◆ Exercise goal
Count the lines below that contain "rayon". Answer with the number alone.

◆ Records for this exercise

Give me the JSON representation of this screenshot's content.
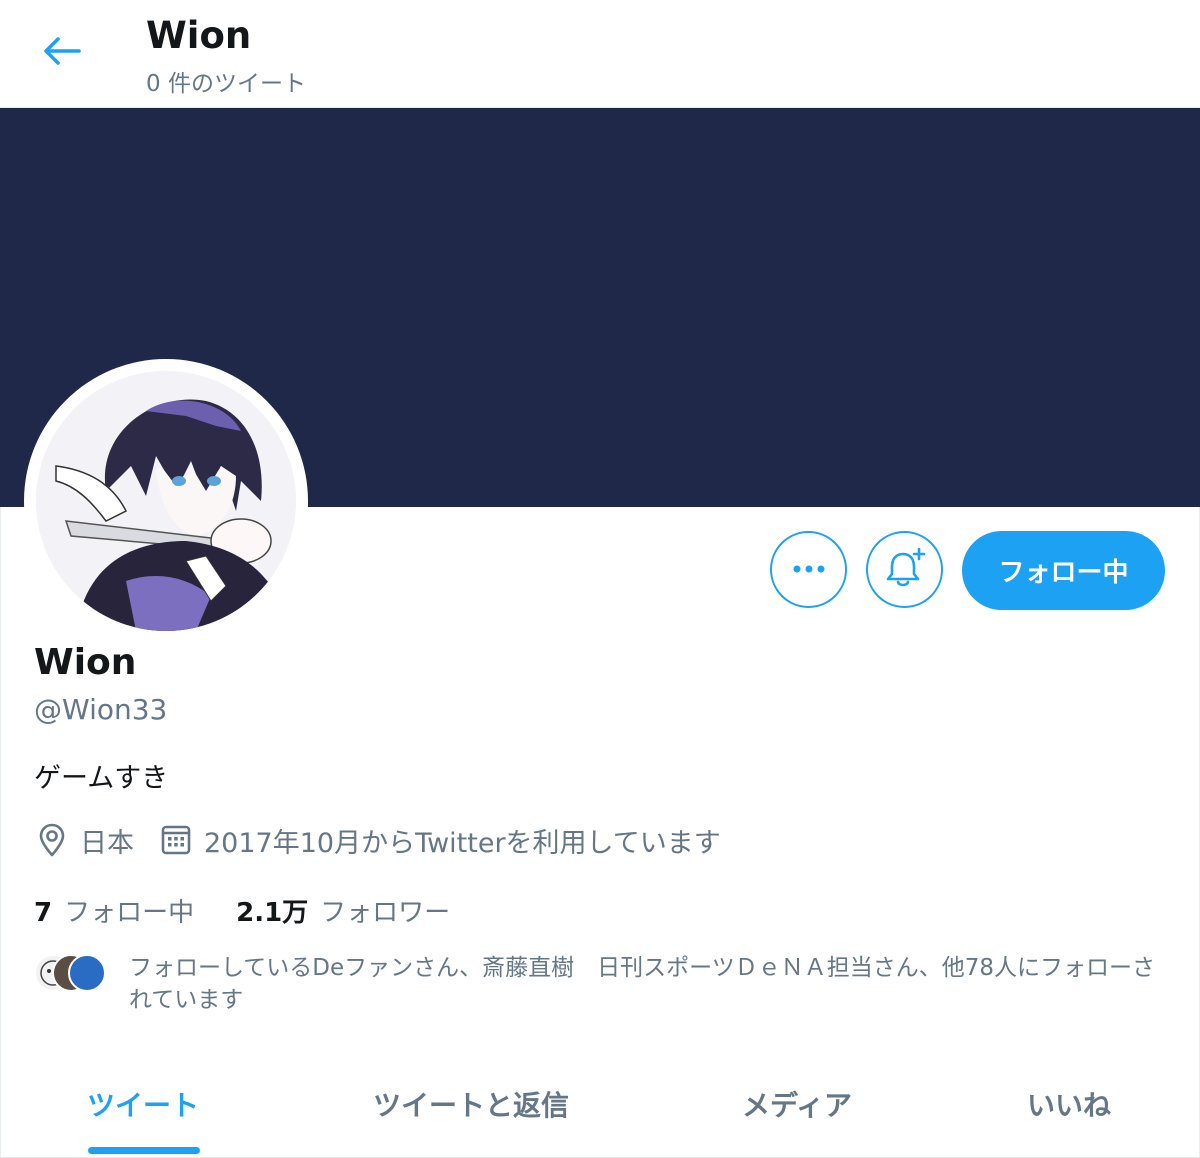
{
  "header": {
    "title": "Wion",
    "tweet_count": "0 件のツイート"
  },
  "profile": {
    "display_name": "Wion",
    "handle": "@Wion33",
    "bio": "ゲームすき",
    "location": "日本",
    "joined": "2017年10月からTwitterを利用しています",
    "follow_button_label": "フォロー中"
  },
  "stats": {
    "following_count": "7",
    "following_label": "フォロー中",
    "followers_count": "2.1万",
    "followers_label": "フォロワー"
  },
  "followers_you_know": {
    "text": "フォローしているDeファンさん、斎藤直樹　日刊スポーツＤｅＮＡ担当さん、他78人にフォローされています"
  },
  "tabs": [
    {
      "label": "ツイート",
      "active": true
    },
    {
      "label": "ツイートと返信",
      "active": false
    },
    {
      "label": "メディア",
      "active": false
    },
    {
      "label": "いいね",
      "active": false
    }
  ],
  "colors": {
    "accent": "#1da1f2",
    "banner": "#1f2848",
    "secondary_text": "#657786"
  },
  "icons": {
    "back": "arrow-left-icon",
    "more": "more-dots-icon",
    "notify": "bell-plus-icon",
    "location": "location-pin-icon",
    "calendar": "calendar-icon"
  }
}
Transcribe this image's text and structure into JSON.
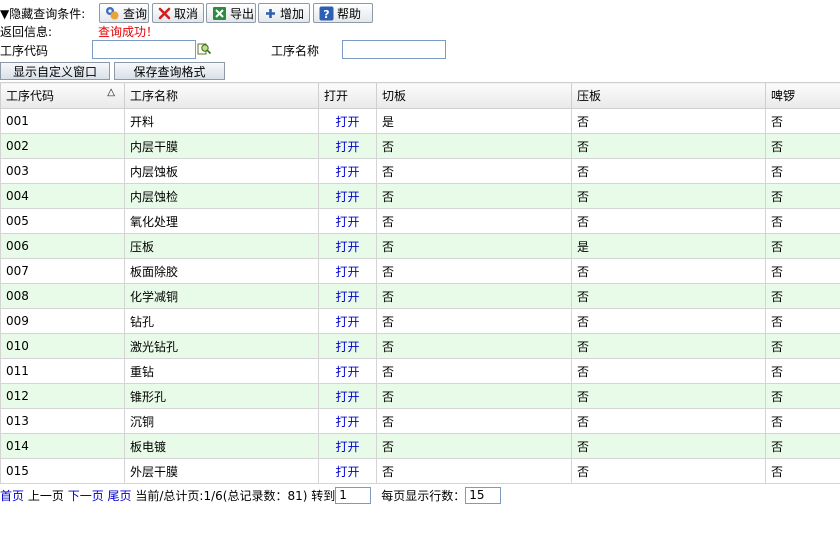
{
  "toolbar": {
    "toggle_label": "▼隐藏查询条件:",
    "query": "查询",
    "cancel": "取消",
    "export": "导出",
    "add": "增加",
    "help": "帮助"
  },
  "status": {
    "label": "返回信息:",
    "message": "查询成功！",
    "message_color": "#e60000"
  },
  "filters": {
    "code_label": "工序代码",
    "code_value": "",
    "name_label": "工序名称",
    "name_value": ""
  },
  "actions": {
    "custom_window": "显示自定义窗口",
    "save_format": "保存查询格式"
  },
  "table": {
    "headers": [
      "工序代码",
      "工序名称",
      "打开",
      "切板",
      "压板",
      "啤锣"
    ],
    "open_label": "打开",
    "rows": [
      {
        "code": "001",
        "name": "开料",
        "cut": "是",
        "press": "否",
        "punch": "否"
      },
      {
        "code": "002",
        "name": "内层干膜",
        "cut": "否",
        "press": "否",
        "punch": "否"
      },
      {
        "code": "003",
        "name": "内层蚀板",
        "cut": "否",
        "press": "否",
        "punch": "否"
      },
      {
        "code": "004",
        "name": "内层蚀检",
        "cut": "否",
        "press": "否",
        "punch": "否"
      },
      {
        "code": "005",
        "name": "氧化处理",
        "cut": "否",
        "press": "否",
        "punch": "否"
      },
      {
        "code": "006",
        "name": "压板",
        "cut": "否",
        "press": "是",
        "punch": "否"
      },
      {
        "code": "007",
        "name": "板面除胶",
        "cut": "否",
        "press": "否",
        "punch": "否"
      },
      {
        "code": "008",
        "name": "化学减铜",
        "cut": "否",
        "press": "否",
        "punch": "否"
      },
      {
        "code": "009",
        "name": "钻孔",
        "cut": "否",
        "press": "否",
        "punch": "否"
      },
      {
        "code": "010",
        "name": "激光钻孔",
        "cut": "否",
        "press": "否",
        "punch": "否"
      },
      {
        "code": "011",
        "name": "重钻",
        "cut": "否",
        "press": "否",
        "punch": "否"
      },
      {
        "code": "012",
        "name": "锥形孔",
        "cut": "否",
        "press": "否",
        "punch": "否"
      },
      {
        "code": "013",
        "name": "沉铜",
        "cut": "否",
        "press": "否",
        "punch": "否"
      },
      {
        "code": "014",
        "name": "板电镀",
        "cut": "否",
        "press": "否",
        "punch": "否"
      },
      {
        "code": "015",
        "name": "外层干膜",
        "cut": "否",
        "press": "否",
        "punch": "否"
      }
    ]
  },
  "pager": {
    "first": "首页",
    "prev": "上一页",
    "next": "下一页",
    "last": "尾页",
    "info": "当前/总计页:1/6(总记录数：81) 转到",
    "goto_value": "1",
    "rows_label": "每页显示行数：",
    "rows_value": "15"
  }
}
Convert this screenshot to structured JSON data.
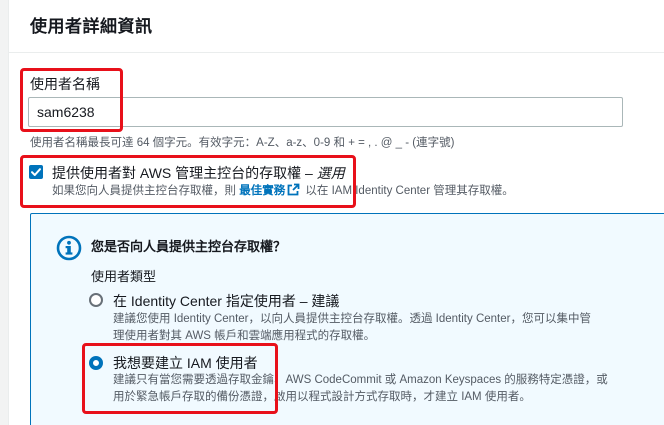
{
  "section": {
    "title": "使用者詳細資訊"
  },
  "username": {
    "label": "使用者名稱",
    "value": "sam6238",
    "constraint": "使用者名稱最長可達 64 個字元。有效字元：A-Z、a-z、0-9 和 + = , . @ _ - (連字號)"
  },
  "console_access": {
    "checked": true,
    "label": "提供使用者對 AWS 管理主控台的存取權",
    "separator": " – ",
    "optional": "選用",
    "desc_prefix": "如果您向人員提供主控台存取權，則",
    "desc_link": "最佳實務",
    "desc_suffix": "以在 IAM Identity Center 管理其存取權。",
    "link_icon": "external-link-icon"
  },
  "info": {
    "icon": "info-icon",
    "title": "您是否向人員提供主控台存取權？",
    "user_type_label": "使用者類型",
    "options": [
      {
        "label": "在 Identity Center 指定使用者 – 建議",
        "selected": false,
        "desc_line1": "建議您使用 Identity Center，以向人員提供主控台存取權。透過 Identity Center，您可以集中管",
        "desc_line2": "理使用者對其 AWS 帳戶和雲端應用程式的存取權。"
      },
      {
        "label": "我想要建立 IAM 使用者",
        "selected": true,
        "desc_line1": "建議只有當您需要透過存取金鑰、AWS CodeCommit 或 Amazon Keyspaces 的服務特定憑證，或",
        "desc_line2": "用於緊急帳戶存取的備份憑證，啟用以程式設計方式存取時，才建立 IAM 使用者。"
      }
    ]
  },
  "colors": {
    "accent": "#0073bb",
    "highlight": "#e8101a",
    "info_bg": "#f1faff"
  }
}
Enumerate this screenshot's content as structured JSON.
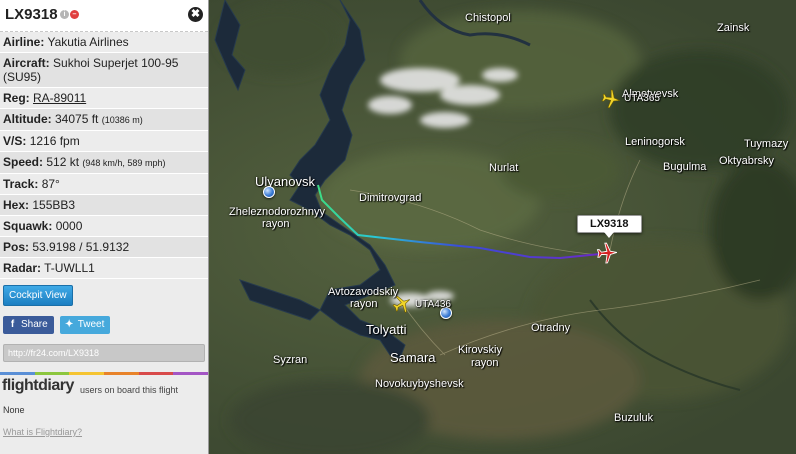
{
  "flight": {
    "callsign": "LX9318",
    "close_glyph": "✖",
    "fields": [
      {
        "label": "Airline:",
        "value": "Yakutia Airlines",
        "small": ""
      },
      {
        "label": "Aircraft:",
        "value": "Sukhoi Superjet 100-95 (SU95)",
        "small": ""
      },
      {
        "label": "Reg:",
        "value": "RA-89011",
        "small": ""
      },
      {
        "label": "Altitude:",
        "value": "34075 ft",
        "small": "(10386 m)"
      },
      {
        "label": "V/S:",
        "value": "1216 fpm",
        "small": ""
      },
      {
        "label": "Speed:",
        "value": "512 kt",
        "small": "(948 km/h, 589 mph)"
      },
      {
        "label": "Track:",
        "value": "87°",
        "small": ""
      },
      {
        "label": "Hex:",
        "value": "155BB3",
        "small": ""
      },
      {
        "label": "Squawk:",
        "value": "0000",
        "small": ""
      },
      {
        "label": "Pos:",
        "value": "53.9198 / 51.9132",
        "small": ""
      },
      {
        "label": "Radar:",
        "value": "T-UWLL1",
        "small": ""
      }
    ],
    "cockpit_view_label": "Cockpit View",
    "share_label": "Share",
    "tweet_label": "Tweet",
    "url": "http://fr24.com/LX9318"
  },
  "flightdiary": {
    "logo": "flightdiary",
    "users_text": "users on board this flight",
    "users_value": "None",
    "what_link": "What is Flightdiary?"
  },
  "map": {
    "selected_label": "LX9318",
    "other_flights": [
      "UTA365",
      "UTA436"
    ],
    "places": {
      "chistopol": "Chistopol",
      "zainsk": "Zainsk",
      "almetyevsk": "Almetyevsk",
      "leninogorsk": "Leninogorsk",
      "tuymazy": "Tuymazy",
      "bugulma": "Bugulma",
      "oktyabrsky": "Oktyabrsky",
      "nurlat": "Nurlat",
      "ulyanovsk": "Ulyanovsk",
      "dimitrovgrad": "Dimitrovgrad",
      "zheleznodorozhny": "Zheleznodorozhnyy",
      "rayon1": "rayon",
      "avtozavodsky": "Avtozavodskiy",
      "rayon2": "rayon",
      "tolyatti": "Tolyatti",
      "samara": "Samara",
      "kirovsky": "Kirovskiy",
      "rayon3": "rayon",
      "otradny": "Otradny",
      "syzran": "Syzran",
      "novokuybyshevsk": "Novokuybyshevsk",
      "buzuluk": "Buzuluk"
    }
  },
  "colors": {
    "selected_plane": "#d62222",
    "other_plane": "#f0d42a",
    "facebook": "#3b5b9a",
    "twitter": "#46a9dc",
    "cockpit": "#2690d4"
  }
}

◆ Solution
3